Continuing our celebration for International Women's Day, of women whose lives have been changed by cycling, today we share the experience of Breeze Champion and cycling social enterprise Community Outreach Officer, Jenny Rogers, from Perthshire.
I started cycling in 2005 when I had a long walk to travel to work. I had not owned a bike since primary school, so I was pretty nervous. I felt up to the challenge of cycling to work because the route was mostly bridleway, and it changed my life because I was at work in 20 minutes instead of an hour. I could also easily go shopping on the way home or visit friends for dinner.
I started looking for routes to go for a ride on my days off because I loved how far you could get easily go on a bicycle, and all the potential for exploring.
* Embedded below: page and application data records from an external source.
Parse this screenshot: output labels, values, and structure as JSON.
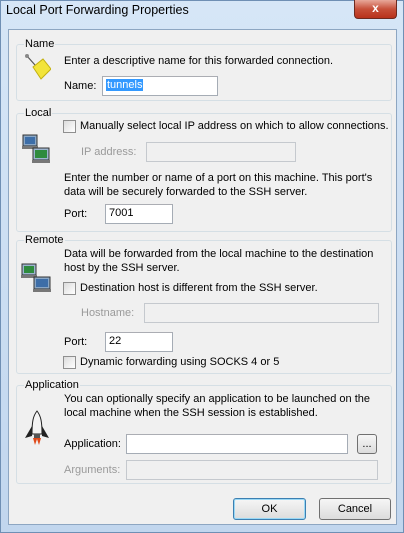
{
  "window": {
    "title": "Local Port Forwarding Properties",
    "close_glyph": "x"
  },
  "name_group": {
    "title": "Name",
    "description": "Enter a descriptive name for this forwarded connection.",
    "name_label": "Name:",
    "name_value": "tunnels"
  },
  "local_group": {
    "title": "Local",
    "manual_ip_label": "Manually select local IP address on which to allow connections.",
    "ip_label": "IP address:",
    "port_desc_line1": "Enter the number or name of a port on this machine.  This port's",
    "port_desc_line2": "data will be securely forwarded to the SSH server.",
    "port_label": "Port:",
    "port_value": "7001"
  },
  "remote_group": {
    "title": "Remote",
    "desc_line1": "Data will be forwarded from the local machine to the destination",
    "desc_line2": "host by the SSH server.",
    "dest_diff_label": "Destination host is different from the SSH server.",
    "hostname_label": "Hostname:",
    "port_label": "Port:",
    "port_value": "22",
    "socks_label": "Dynamic forwarding using SOCKS 4 or 5"
  },
  "application_group": {
    "title": "Application",
    "desc_line1": "You can optionally specify an application to be launched on the",
    "desc_line2": "local machine when the SSH session is established.",
    "app_label": "Application:",
    "app_value": "",
    "browse_label": "...",
    "args_label": "Arguments:",
    "args_value": ""
  },
  "buttons": {
    "ok": "OK",
    "cancel": "Cancel"
  }
}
I gradually worked up to cycling on roads. Ten years later I was still commuting by bike and rode right up to my last day working before maternity leave. When I returned to cycling, I had a baby seat and a nappy bucket attached!
After I had my child, I wasn’t cycling as much and missing it, so when I saw the advert to become a Breeze ride leader, I went for it. I'm not what you'd call a natural leader, but I thought that making a commitment to others would mean I'd make plans and stick to them. I liked the idea of having company and encouraging people to ride who might not go alone. So far it's working well; I've met some great women and got to know my next door neighbour much better - she came on my first ride and now does more miles than me!
Breeze also led to me getting a job in cycling - I approached my local bike recycling charity The Bike Station and asked if they could help promote my rides. When a job came up I applied for it and now I work on community cycling projects.
Cycling has introduced me to lots of opportunities and has definitely changed my life. I love the challenge of trying to ride long hilly routes, the solidarity of Breeze rides and the satisfaction of nipping through traffic. Possibly my favourite benefit is the fact that you go at just the right speed to keep up with a bird flying along a hedgerow.
All images supplied by Jenny Rogers